We followed the lakeside trail until it appeared to dead-end in the water to our left.
At that point, we ascended NW through the forest to treeline, making a beeline for the lower part of Music's East Ridge.
Once there, I looked down at Upper Sand Creek Lake, then ahead at the route before us.
Photo Credit: Tom's iPhone
Milwaukee Peak looms to the north, with Humboldt lurking behind.
See you next time!
We stopped for water and snacks, then stashed trekking poles and extra clothes. As we reached the base of our climb, things looked steep. Let the games begin!
It's a rare climb that lacks songs stuck in my head ("Theme music"). Since we were on Music Mountain, I was not surprised to have my subconscious bring the goods, leaving crappy 80s pop and bad classic rock for another day.
As I eyed my line on the initial pitch...
...this tune started echoing in the space between my ears. A propos. After some stiff, but still class 3 moves, things eased up a bit, but we tried to keep it spicy by sticking to the crest whenever possible. The terrain consisted of steep slabby rock alternating with grassy ledges. While it was really steep, there wasn't too much exposure, and only the initial moves approached class 4. It went by quickly, and we soon reached the ridge, adjacent to a false summit.
For some perspective, here's a look back toward the ridge. Most of the climb is hidden from view.
We turned our attention to the true summit, seen here.
We dropped off the false summit and faced our remaining challenge.
To this point, the scrambling had been interesting, but exposure had not been a factor. That changed quickly as we attempted to stay atop the ridge on our way over. A fall to the west would not end well. A fall to the east would last longer, but definitely be the end for someone. We kept the ridge for about half the distance, then I dropped down to avoid a reachy move. Tom stayed high, and I rejoined him. Here's a blurry me regaining the ridge.
Photo by Tom
The remainder of the traverse was interesting, airy, and kept us on our toes. Some of the choices we made along the way were gambles, but they paid off.
I felt like I'd just won a round of high-stakes poker with the highest card in the deck.
Lemmy would have been proud.
At this point, we had bluebird skies, and nothing to do buy enjoy.
Here's Tom checking out Pico Aislado and the Crestones.

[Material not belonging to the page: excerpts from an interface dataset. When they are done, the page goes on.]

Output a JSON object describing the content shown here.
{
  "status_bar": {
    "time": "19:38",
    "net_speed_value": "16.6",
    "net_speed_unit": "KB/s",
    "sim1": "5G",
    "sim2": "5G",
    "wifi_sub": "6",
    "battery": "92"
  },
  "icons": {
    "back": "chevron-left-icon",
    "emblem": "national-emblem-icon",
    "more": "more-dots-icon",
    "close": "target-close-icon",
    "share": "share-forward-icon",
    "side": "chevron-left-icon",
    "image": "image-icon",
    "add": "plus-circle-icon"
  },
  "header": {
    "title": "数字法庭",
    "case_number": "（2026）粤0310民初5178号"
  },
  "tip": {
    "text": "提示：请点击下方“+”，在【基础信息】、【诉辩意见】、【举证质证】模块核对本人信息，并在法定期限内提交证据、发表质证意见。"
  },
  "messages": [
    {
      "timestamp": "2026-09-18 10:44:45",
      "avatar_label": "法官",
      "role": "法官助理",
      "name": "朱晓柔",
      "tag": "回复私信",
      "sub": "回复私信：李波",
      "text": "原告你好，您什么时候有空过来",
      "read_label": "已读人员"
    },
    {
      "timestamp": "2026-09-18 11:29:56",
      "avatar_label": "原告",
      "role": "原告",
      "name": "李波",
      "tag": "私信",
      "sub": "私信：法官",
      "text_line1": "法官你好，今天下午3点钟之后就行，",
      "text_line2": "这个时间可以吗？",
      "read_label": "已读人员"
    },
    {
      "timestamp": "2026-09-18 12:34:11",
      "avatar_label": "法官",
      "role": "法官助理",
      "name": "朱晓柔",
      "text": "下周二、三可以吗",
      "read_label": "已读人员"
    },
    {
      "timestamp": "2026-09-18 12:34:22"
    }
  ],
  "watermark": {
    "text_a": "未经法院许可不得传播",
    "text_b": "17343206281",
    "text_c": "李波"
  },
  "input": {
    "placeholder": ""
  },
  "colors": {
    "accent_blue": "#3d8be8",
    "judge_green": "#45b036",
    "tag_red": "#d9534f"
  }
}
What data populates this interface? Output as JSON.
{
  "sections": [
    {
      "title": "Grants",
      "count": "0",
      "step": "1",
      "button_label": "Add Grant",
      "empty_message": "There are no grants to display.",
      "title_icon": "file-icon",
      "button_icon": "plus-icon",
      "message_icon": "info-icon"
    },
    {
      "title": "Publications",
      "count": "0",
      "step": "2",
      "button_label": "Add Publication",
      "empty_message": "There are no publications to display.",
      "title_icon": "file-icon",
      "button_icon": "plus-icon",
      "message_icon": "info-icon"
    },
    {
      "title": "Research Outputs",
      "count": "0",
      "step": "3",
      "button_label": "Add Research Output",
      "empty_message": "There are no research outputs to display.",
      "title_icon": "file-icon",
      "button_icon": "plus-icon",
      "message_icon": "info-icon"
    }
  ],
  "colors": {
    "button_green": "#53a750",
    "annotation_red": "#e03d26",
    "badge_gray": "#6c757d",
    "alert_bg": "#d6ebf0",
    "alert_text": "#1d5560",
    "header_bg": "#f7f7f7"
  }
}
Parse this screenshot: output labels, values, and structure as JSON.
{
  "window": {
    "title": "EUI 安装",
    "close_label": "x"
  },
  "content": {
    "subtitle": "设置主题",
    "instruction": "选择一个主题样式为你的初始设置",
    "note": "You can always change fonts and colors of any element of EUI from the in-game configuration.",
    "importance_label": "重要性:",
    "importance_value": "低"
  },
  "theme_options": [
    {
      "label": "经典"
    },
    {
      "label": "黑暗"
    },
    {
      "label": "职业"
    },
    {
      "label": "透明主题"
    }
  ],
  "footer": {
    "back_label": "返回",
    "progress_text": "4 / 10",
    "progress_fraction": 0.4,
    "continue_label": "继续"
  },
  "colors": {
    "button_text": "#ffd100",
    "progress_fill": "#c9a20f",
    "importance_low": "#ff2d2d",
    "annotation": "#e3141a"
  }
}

We lounged for a good while, then thoughts of moist brisket, cream corn, sweet tea, and jalapeno sausage at Rudy's BBQ became too strident to ignore. It was time to head down. Tom grabbed this shot of me just as we approached the false summit again.
The hike back to camp went quickly and we broke camp in record time. Despite the fact that most folks say the 500' reascent of Music Pass on the way out goes quickly, I wasn't exactly excited about it with a full pack. However, it was over before I knew it. I kicked off my boots, pulled out the camp chair, and cracked a beer.
We made it to Colorado Springs, and pulled into Rudy's just minutes before a bus full of church kids. Thank God! Behind us, the line soon stretched out the door toward the Cog Railway. After enough BBQ to feed an army, we headed once again to Trinity. It's on the way home, right??? Lucky us, the beer selection had changed since Friday.
Pliny in the House
Over Plinys, we reviewed pics and rehashed memories of what had proven to be a solid weekend of great climbing in the Sangres. While not quite Ice Lakes, the Music Pass area is gorgeous and worth the trip, especially for Front Range folks. We may not have summited four peaks, but the ones we got were awesome. Even with a foreboding forecast, peaks like this can get done. You just gotta go out there and give it a shot!
Kevin Baker's SP TR.
Lists of John Quad
Cooper's book, linked above
Thumbnails for uploaded photos (click to open slideshow):